Mark Wilson October 28th, 2012
This beautiful object has a complex history. In the center is a gray limestone cobble that eroded from an underwater ridge and rolled free on a shallow coral reef in an area now near Abanilla, southeastern Spain. It was encrusted by a scleractinian coral, which grew thickly all around the cobble because it was turned continually by wave and current action. Larvae of the bivalve Lithophaga landed on the surface of the coral and quickly began to bore downwards, creating the trace fossil Gastrochaenolites torpedo Kelly and Bromley, 1984. They bored in some cases all the way into the cobble nucleus. The whole set was then buried in transgressive sediments of the Los Banós Formation during the Late Miocene. In the summer of 1989, my student Genga Thavi (“Devi”) Nadaraju (’90) found it as part of her Keck Geology Consortium fieldwork for her Independent Study project. It now resides proudly in the trace fossil collection at Wooster.

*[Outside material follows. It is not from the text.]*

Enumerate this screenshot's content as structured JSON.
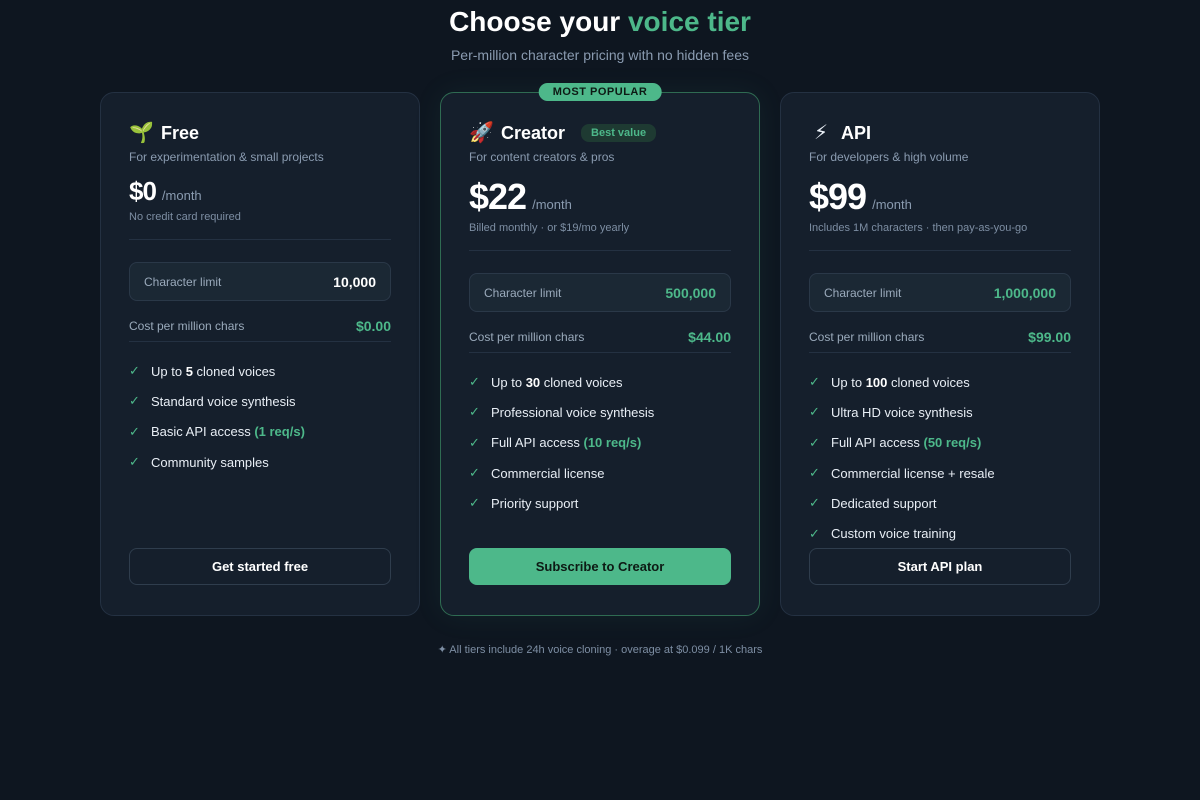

The bivalve boring Gastrochaenolites was named in 1842 by a French geologist with a magnificent name: Alexandre Félix Gustave Achille Leymerie (1801-1878). He was a prolific author with a long career spent primarily studying Cretaceous rocks and fossils in France and northern Spain.
Kelly, S.R.A. and Bromley, R.G. 1984. Ichnological nomenclature of clavate borings. Palaeontology 27: 793-807.

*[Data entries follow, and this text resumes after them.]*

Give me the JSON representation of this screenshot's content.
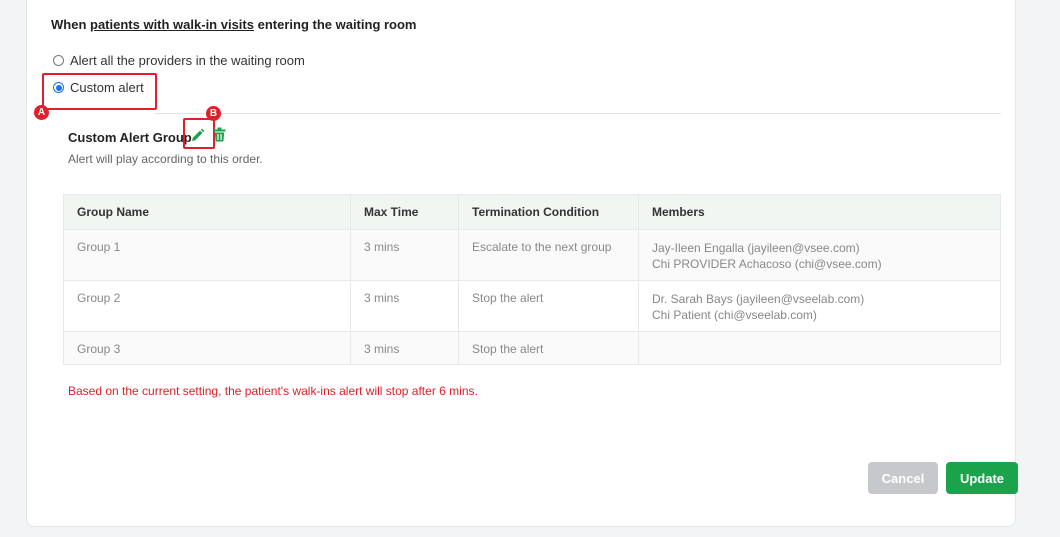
{
  "header": {
    "prefix": "When ",
    "link": "patients with walk-in visits",
    "suffix": " entering the waiting room"
  },
  "options": [
    {
      "label": "Alert all the providers in the waiting room",
      "checked": false
    },
    {
      "label": "Custom alert",
      "checked": true
    }
  ],
  "markers": {
    "a": "A",
    "b": "B"
  },
  "group": {
    "title": "Custom Alert Group",
    "subtitle": "Alert will play according to this order.",
    "icons": [
      "pencil-icon",
      "trash-icon"
    ]
  },
  "table": {
    "headers": [
      "Group Name",
      "Max Time",
      "Termination Condition",
      "Members"
    ],
    "rows": [
      {
        "name": "Group 1",
        "time": "3 mins",
        "condition": "Escalate to the next group",
        "members": [
          "Jay-Ileen Engalla (jayileen@vsee.com)",
          "Chi PROVIDER Achacoso (chi@vsee.com)"
        ]
      },
      {
        "name": "Group 2",
        "time": "3 mins",
        "condition": "Stop the alert",
        "members": [
          "Dr. Sarah Bays (jayileen@vseelab.com)",
          "Chi Patient (chi@vseelab.com)"
        ]
      },
      {
        "name": "Group 3",
        "time": "3 mins",
        "condition": "Stop the alert",
        "members": []
      }
    ]
  },
  "warning": "Based on the current setting, the patient's walk-ins alert will stop after 6 mins.",
  "buttons": {
    "cancel": "Cancel",
    "update": "Update"
  },
  "colors": {
    "highlight": "#e0202a",
    "accent_green": "#1aa34a",
    "radio_blue": "#1a73e8"
  }
}
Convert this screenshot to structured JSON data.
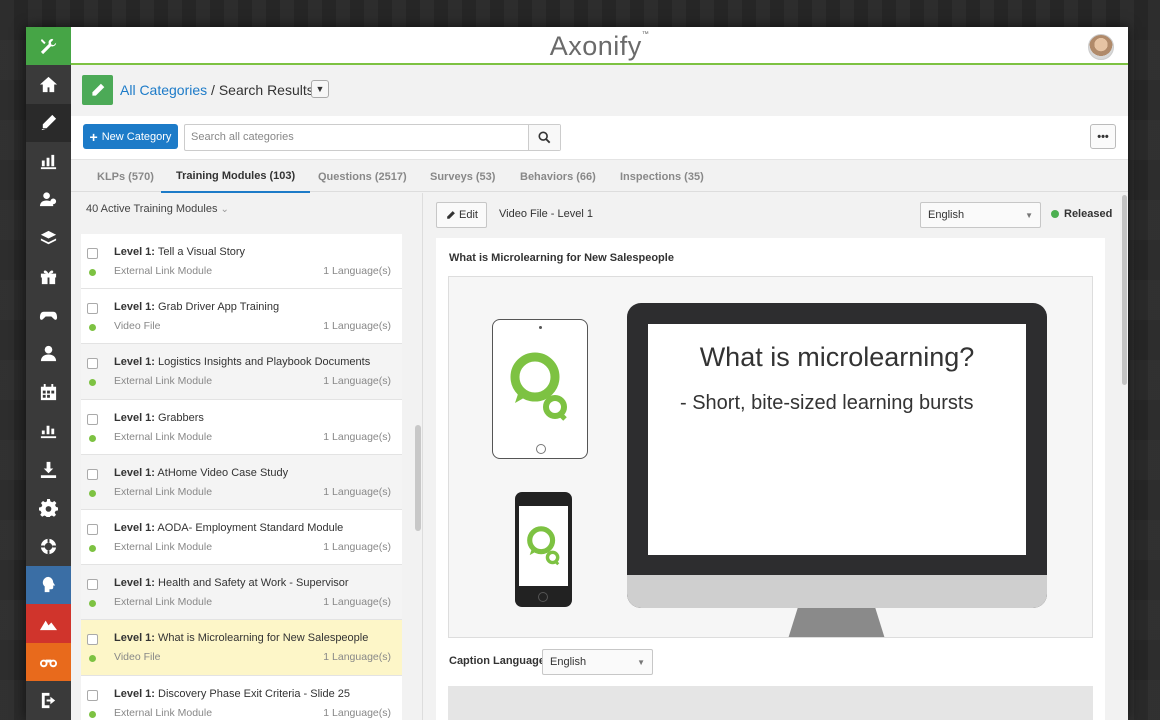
{
  "app": {
    "logo": "Axonify",
    "logo_tm": "™"
  },
  "sidebar": {
    "items": [
      {
        "icon": "tools-icon"
      },
      {
        "icon": "home-icon"
      },
      {
        "icon": "pencil-icon"
      },
      {
        "icon": "reports-icon"
      },
      {
        "icon": "users-group-icon"
      },
      {
        "icon": "layers-icon"
      },
      {
        "icon": "gift-icon"
      },
      {
        "icon": "gamepad-icon"
      },
      {
        "icon": "user-icon"
      },
      {
        "icon": "calendar-icon"
      },
      {
        "icon": "bar-chart-icon"
      },
      {
        "icon": "download-icon"
      },
      {
        "icon": "settings-icon"
      },
      {
        "icon": "lifebuoy-icon"
      },
      {
        "icon": "brain-icon"
      },
      {
        "icon": "mountain-icon"
      },
      {
        "icon": "binoculars-icon"
      },
      {
        "icon": "logout-icon"
      }
    ]
  },
  "breadcrumb": {
    "link": "All Categories",
    "separator": " / ",
    "current": "Search Results"
  },
  "toolbar": {
    "new_category_label": "New Category",
    "search_placeholder": "Search all categories",
    "more_label": "•••"
  },
  "tabs": [
    {
      "label": "KLPs (570)"
    },
    {
      "label": "Training Modules (103)"
    },
    {
      "label": "Questions (2517)"
    },
    {
      "label": "Surveys (53)"
    },
    {
      "label": "Behaviors (66)"
    },
    {
      "label": "Inspections (35)"
    }
  ],
  "list": {
    "header": "40 Active Training Modules",
    "items": [
      {
        "level": "Level 1:",
        "name": "Tell a Visual Story",
        "type": "External Link Module",
        "languages": "1 Language(s)"
      },
      {
        "level": "Level 1:",
        "name": "Grab Driver App Training",
        "type": "Video File",
        "languages": "1 Language(s)"
      },
      {
        "level": "Level 1:",
        "name": "Logistics Insights and Playbook Documents",
        "type": "External Link Module",
        "languages": "1 Language(s)"
      },
      {
        "level": "Level 1:",
        "name": "Grabbers",
        "type": "External Link Module",
        "languages": "1 Language(s)"
      },
      {
        "level": "Level 1:",
        "name": "AtHome Video Case Study",
        "type": "External Link Module",
        "languages": "1 Language(s)"
      },
      {
        "level": "Level 1:",
        "name": "AODA- Employment Standard Module",
        "type": "External Link Module",
        "languages": "1 Language(s)"
      },
      {
        "level": "Level 1:",
        "name": "Health and Safety at Work - Supervisor",
        "type": "External Link Module",
        "languages": "1 Language(s)"
      },
      {
        "level": "Level 1:",
        "name": "What is Microlearning for New Salespeople",
        "type": "Video File",
        "languages": "1 Language(s)"
      },
      {
        "level": "Level 1:",
        "name": "Discovery Phase Exit Criteria - Slide 25",
        "type": "External Link Module",
        "languages": "1 Language(s)"
      }
    ]
  },
  "detail": {
    "edit_label": "Edit",
    "file_title": "Video File - Level 1",
    "language": "English",
    "status": "Released",
    "content_title": "What is Microlearning for New Salespeople",
    "slide_title": "What is microlearning?",
    "slide_bullet": "- Short, bite-sized learning bursts",
    "caption_label": "Caption Language",
    "caption_language": "English"
  },
  "colors": {
    "brand_green": "#7dc242",
    "link_blue": "#1d7bc8",
    "selected_row": "#fdf6c8"
  }
}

Leymerie, M.A. 1842. Suite de mémoire sur le terrain Crétacé du département de l’Aube. Mémoire des Société Géologique de France 5: 1-34.
Mankiewicz, C. 1995. Response of reef growth to sea-level changes (late Miocene, Fortuna Basin, southeastern Spain). Palaios 10: 322-336.
Mankiewicz, C. 1996. The middle to upper Miocene carbonate complex of Níjar, Almería Province, southeastern Spain, in Franseen, E.K., Esteban, M., Ward, W.C., and Rouchy, J.-M., eds., Models for carbonate stratigraphy from Miocene reef complexes of the Mediterranean regions: Tulsa, SEPM (Society for Sedimentary Geology), p. 141-157.
Nadaraju, G.T. 1990. Borings associated with a Miocene coral reef complex, Fortuna basin, southeastern Spain. Third Keck Research Symposium in Geology (Smith College), p. 165-168.
Taylor, P.D. and Wilson, M.A. 2003. Palaeoecology and evolution of marine hard substrate communities. Earth-Science Reviews 62: 1-103.